* TASK DESCRIPTION
Here is a set of records. Copy them all exactly.

* SUPPLIED MATERIAL
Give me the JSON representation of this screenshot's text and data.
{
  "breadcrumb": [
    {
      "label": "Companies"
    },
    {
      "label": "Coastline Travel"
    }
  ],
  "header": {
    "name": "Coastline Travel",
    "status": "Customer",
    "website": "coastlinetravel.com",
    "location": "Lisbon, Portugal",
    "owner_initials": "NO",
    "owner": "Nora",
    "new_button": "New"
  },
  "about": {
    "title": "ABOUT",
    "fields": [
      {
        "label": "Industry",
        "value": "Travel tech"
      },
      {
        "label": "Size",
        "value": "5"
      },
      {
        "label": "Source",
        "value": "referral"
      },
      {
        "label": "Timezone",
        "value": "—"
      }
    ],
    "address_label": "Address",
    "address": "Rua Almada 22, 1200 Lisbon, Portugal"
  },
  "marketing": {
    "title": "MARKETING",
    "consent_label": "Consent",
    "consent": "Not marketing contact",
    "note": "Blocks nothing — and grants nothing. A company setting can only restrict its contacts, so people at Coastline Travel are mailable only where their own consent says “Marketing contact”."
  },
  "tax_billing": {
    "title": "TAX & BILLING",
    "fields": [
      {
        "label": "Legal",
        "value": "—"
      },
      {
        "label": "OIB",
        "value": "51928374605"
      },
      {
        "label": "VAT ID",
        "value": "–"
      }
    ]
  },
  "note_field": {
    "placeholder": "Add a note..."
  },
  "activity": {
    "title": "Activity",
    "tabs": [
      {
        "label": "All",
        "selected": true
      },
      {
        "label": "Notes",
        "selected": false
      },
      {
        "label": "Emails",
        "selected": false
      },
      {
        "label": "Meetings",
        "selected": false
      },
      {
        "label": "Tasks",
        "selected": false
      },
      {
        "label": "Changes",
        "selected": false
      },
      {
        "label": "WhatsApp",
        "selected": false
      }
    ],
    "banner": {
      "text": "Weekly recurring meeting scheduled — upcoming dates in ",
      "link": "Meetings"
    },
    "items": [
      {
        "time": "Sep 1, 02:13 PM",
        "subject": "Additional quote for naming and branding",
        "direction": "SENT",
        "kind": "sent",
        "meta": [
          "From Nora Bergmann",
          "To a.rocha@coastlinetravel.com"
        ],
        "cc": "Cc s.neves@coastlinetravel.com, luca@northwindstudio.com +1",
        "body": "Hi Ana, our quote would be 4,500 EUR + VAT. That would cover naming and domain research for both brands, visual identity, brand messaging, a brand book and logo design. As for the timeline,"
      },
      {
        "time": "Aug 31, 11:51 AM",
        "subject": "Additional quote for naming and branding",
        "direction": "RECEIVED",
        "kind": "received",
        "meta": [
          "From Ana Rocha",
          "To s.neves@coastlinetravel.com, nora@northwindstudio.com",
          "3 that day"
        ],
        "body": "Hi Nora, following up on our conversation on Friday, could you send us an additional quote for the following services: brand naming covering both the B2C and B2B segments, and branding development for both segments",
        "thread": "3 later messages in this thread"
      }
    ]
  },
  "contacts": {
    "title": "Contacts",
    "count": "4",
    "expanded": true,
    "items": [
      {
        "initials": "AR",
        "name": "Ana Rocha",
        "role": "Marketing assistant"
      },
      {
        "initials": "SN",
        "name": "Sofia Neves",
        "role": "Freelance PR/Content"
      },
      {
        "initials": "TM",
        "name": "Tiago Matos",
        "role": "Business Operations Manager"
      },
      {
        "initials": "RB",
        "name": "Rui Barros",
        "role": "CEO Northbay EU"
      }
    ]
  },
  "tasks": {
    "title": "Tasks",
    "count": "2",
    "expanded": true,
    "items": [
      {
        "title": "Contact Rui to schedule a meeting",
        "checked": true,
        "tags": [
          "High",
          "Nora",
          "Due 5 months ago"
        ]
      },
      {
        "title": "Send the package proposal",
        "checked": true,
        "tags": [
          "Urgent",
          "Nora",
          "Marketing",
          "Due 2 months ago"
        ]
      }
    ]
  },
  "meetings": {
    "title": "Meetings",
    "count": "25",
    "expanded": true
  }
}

* SOLUTION FOR THIS TASK
Give me the JSON representation of this screenshot's text and data.
{
  "breadcrumb": [
    {
      "label": "Companies"
    },
    {
      "label": "Coastline Travel"
    }
  ],
  "header": {
    "name": "Coastline Travel",
    "status": "Customer",
    "website": "coastlinetravel.com",
    "location": "Lisbon, Portugal",
    "owner_initials": "NO",
    "owner": "Nora",
    "new_button": "New"
  },
  "about": {
    "title": "ABOUT",
    "fields": [
      {
        "label": "Industry",
        "value": "Travel tech"
      },
      {
        "label": "Size",
        "value": "5"
      },
      {
        "label": "Source",
        "value": "referral"
      },
      {
        "label": "Timezone",
        "value": "—"
      }
    ],
    "address_label": "Address",
    "address": "Rua Almada 22, 1200 Lisbon, Portugal"
  },
  "marketing": {
    "title": "MARKETING",
    "consent_label": "Consent",
    "consent": "Not marketing contact",
    "note": "Blocks nothing — and grants nothing. A company setting can only restrict its contacts, so people at Coastline Travel are mailable only where their own consent says “Marketing contact”."
  },
  "tax_billing": {
    "title": "TAX & BILLING",
    "fields": [
      {
        "label": "Legal",
        "value": "—"
      },
      {
        "label": "OIB",
        "value": "51928374605"
      },
      {
        "label": "VAT ID",
        "value": "–"
      }
    ]
  },
  "note_field": {
    "placeholder": "Add a note..."
  },
  "activity": {
    "title": "Activity",
    "tabs": [
      {
        "label": "All",
        "selected": true
      },
      {
        "label": "Notes",
        "selected": false
      },
      {
        "label": "Emails",
        "selected": false
      },
      {
        "label": "Meetings",
        "selected": false
      },
      {
        "label": "Tasks",
        "selected": false
      },
      {
        "label": "Changes",
        "selected": false
      },
      {
        "label": "WhatsApp",
        "selected": false
      }
    ],
    "banner": {
      "text": "Weekly recurring meeting scheduled — upcoming dates in ",
      "link": "Meetings"
    },
    "items": [
      {
        "time": "Sep 1, 02:13 PM",
        "subject": "Additional quote for naming and branding",
        "direction": "SENT",
        "kind": "sent",
        "meta": [
          "From Nora Bergmann",
          "To a.rocha@coastlinetravel.com"
        ],
        "cc": "Cc s.neves@coastlinetravel.com, luca@northwindstudio.com +1",
        "body": "Hi Ana, our quote would be 4,500 EUR + VAT. That would cover naming and domain research for both brands, visual identity, brand messaging, a brand book and logo design. As for the timeline,"
      },
      {
        "time": "Aug 31, 11:51 AM",
        "subject": "Additional quote for naming and branding",
        "direction": "RECEIVED",
        "kind": "received",
        "meta": [
          "From Ana Rocha",
          "To s.neves@coastlinetravel.com, nora@northwindstudio.com",
          "3 that day"
        ],
        "body": "Hi Nora, following up on our conversation on Friday, could you send us an additional quote for the following services: brand naming covering both the B2C and B2B segments, and branding development for both segments",
        "thread": "3 later messages in this thread"
      }
    ]
  },
  "contacts": {
    "title": "Contacts",
    "count": "4",
    "expanded": true,
    "items": [
      {
        "initials": "AR",
        "name": "Ana Rocha",
        "role": "Marketing assistant"
      },
      {
        "initials": "SN",
        "name": "Sofia Neves",
        "role": "Freelance PR/Content"
      },
      {
        "initials": "TM",
        "name": "Tiago Matos",
        "role": "Business Operations Manager"
      },
      {
        "initials": "RB",
        "name": "Rui Barros",
        "role": "CEO Northbay EU"
      }
    ]
  },
  "tasks": {
    "title": "Tasks",
    "count": "2",
    "expanded": true,
    "items": [
      {
        "title": "Contact Rui to schedule a meeting",
        "checked": true,
        "tags": [
          "High",
          "Nora",
          "Due 5 months ago"
        ]
      },
      {
        "title": "Send the package proposal",
        "checked": true,
        "tags": [
          "Urgent",
          "Nora",
          "Marketing",
          "Due 2 months ago"
        ]
      }
    ]
  },
  "meetings": {
    "title": "Meetings",
    "count": "25",
    "expanded": true
  }
}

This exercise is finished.